Historical Events  People
Steve Jobs

Steve Jobs first said 'Great artists steal'?

MMDE: Steve Jobs first said 'Good artists copy, great artists steal'

Current: Steve Jobs was not the first to say 'Good artists copy, great artists steal'

In fact, it turns out he was quoting Picasso.

He was also being deliberately mischievous, by stealing the quote itself. Yet somehow, this worked and most people today believe it was he who said it originally. Nicely done ;-)

There was always a fuss around Apple's products, and it must be said also concerning some of the other things Steve jobs said. For example, like telling a customer it was his fault he couldn't get a signal because he was "holding his phone wrong".

Provenance

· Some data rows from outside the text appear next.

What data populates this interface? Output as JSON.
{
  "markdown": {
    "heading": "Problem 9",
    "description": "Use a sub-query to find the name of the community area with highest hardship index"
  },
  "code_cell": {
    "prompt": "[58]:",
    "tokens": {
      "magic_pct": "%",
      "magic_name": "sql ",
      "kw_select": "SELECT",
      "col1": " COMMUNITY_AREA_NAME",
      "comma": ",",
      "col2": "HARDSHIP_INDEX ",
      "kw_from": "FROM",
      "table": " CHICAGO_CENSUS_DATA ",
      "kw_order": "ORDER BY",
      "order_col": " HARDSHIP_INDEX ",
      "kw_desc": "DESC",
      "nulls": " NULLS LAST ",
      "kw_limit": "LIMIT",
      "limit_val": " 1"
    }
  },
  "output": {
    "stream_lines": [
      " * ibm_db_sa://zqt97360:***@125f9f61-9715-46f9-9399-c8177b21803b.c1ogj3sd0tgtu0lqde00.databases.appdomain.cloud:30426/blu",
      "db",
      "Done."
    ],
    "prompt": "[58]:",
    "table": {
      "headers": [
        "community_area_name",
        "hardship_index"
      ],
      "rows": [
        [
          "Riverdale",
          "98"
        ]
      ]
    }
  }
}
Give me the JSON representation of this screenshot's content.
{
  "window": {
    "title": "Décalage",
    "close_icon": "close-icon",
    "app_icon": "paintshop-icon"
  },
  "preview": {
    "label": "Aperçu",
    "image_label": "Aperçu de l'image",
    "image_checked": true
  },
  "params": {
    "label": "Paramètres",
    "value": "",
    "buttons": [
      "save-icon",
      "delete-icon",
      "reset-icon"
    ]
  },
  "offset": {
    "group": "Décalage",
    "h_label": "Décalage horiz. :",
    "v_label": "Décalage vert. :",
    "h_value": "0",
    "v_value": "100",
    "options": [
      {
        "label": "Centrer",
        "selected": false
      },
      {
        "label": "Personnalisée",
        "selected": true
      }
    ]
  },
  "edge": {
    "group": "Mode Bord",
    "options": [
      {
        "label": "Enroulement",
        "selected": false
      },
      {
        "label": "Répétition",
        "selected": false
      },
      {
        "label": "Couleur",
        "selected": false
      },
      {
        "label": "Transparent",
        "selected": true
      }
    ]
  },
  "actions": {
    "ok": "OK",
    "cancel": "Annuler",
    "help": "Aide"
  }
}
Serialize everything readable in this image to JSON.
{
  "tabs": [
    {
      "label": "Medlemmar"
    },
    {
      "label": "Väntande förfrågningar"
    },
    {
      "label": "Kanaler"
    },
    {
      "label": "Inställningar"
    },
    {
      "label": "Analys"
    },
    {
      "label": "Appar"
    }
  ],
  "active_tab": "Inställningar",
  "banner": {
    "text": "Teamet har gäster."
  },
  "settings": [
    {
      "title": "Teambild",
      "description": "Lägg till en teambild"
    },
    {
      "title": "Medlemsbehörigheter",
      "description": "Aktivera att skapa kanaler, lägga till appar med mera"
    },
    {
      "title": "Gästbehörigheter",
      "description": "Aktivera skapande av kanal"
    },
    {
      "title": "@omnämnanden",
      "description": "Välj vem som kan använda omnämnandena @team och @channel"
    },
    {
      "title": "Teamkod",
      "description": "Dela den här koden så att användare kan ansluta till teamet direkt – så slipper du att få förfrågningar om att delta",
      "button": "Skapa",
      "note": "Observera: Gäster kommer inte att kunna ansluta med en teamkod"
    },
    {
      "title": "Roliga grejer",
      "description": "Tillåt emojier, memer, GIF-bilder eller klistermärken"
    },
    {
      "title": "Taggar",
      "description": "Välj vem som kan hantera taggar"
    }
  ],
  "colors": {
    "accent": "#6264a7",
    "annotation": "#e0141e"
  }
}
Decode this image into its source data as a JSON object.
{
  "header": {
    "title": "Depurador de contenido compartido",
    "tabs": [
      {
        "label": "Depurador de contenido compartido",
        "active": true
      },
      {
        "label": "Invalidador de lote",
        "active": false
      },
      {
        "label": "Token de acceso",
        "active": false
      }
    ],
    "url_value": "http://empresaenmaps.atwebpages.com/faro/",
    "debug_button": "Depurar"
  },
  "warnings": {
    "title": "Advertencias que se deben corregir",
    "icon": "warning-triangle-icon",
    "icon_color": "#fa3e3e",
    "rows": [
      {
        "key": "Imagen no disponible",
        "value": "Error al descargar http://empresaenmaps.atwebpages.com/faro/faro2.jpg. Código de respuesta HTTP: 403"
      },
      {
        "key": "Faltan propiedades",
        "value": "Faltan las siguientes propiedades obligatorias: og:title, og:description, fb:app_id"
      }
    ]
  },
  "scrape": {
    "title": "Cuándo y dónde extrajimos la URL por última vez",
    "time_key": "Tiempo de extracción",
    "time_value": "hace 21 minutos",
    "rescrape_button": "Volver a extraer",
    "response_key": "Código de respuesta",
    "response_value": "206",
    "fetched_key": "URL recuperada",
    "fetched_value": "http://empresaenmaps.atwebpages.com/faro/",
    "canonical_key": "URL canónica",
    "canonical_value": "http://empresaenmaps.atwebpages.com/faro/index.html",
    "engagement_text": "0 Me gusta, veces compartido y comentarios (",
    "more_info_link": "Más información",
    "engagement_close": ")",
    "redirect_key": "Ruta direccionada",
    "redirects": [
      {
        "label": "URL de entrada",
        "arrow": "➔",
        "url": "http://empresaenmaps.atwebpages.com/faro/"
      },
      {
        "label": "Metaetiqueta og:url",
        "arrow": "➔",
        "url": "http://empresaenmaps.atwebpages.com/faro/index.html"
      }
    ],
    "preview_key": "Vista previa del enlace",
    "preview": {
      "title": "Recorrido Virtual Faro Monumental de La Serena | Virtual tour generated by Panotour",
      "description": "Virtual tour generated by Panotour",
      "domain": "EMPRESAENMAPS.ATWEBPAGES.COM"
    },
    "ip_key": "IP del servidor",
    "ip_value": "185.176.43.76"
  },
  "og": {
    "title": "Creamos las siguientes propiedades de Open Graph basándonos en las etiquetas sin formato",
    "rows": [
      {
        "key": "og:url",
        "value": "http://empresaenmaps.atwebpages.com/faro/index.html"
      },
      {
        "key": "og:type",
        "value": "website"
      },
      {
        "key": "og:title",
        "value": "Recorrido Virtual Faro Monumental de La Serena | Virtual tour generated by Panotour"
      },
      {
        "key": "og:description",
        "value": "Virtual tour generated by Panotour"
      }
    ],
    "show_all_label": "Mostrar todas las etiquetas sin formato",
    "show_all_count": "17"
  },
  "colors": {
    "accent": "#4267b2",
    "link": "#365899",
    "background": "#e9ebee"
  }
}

Although the phrase itself didn't appear in an 1892 article in The Gentleman's Magazine with the title "Imitators and Plagarists", the idea appeared as "To imitate is commandable, but to steal is unworthy", which isn't exactly the same sentiment but can be seen as the origins of one which would have then developed.

quoteinvestigator.com describes T.S. Eliot in 1920: “to imitate” was shoddy, and “to steal” was praiseworthy.

He was talking about poets, but the message is clear:

One of the surest of tests is the way in which a poet borrows. Immature poets imitate; mature poets steal; bad poets deface what they take, and good poets make it into something better, or at least something different. The good poet welds his theft into a whole of feeling which is unique, utterly different from that from which it was torn; the bad poet throws it into something which has no cohesion. A good poet will usually borrow from authors remote in time, or alien in language, or diverse in interest.

-- T. S. Eliot

Mobile

The idea Apple steals it's ideas is also the subject of another MMDE - the mouse. There has always been an on running competition around the iPhone and Android, with each borrowing the other's various ideas over the years. Steve Jobs even famously wowed at the end of his life to go "thermonuclear" on Google for stealing Android, even though other touch screen mobile phones, with most of the design ideas the iPhone featured, had been on the market for some years before it's launch.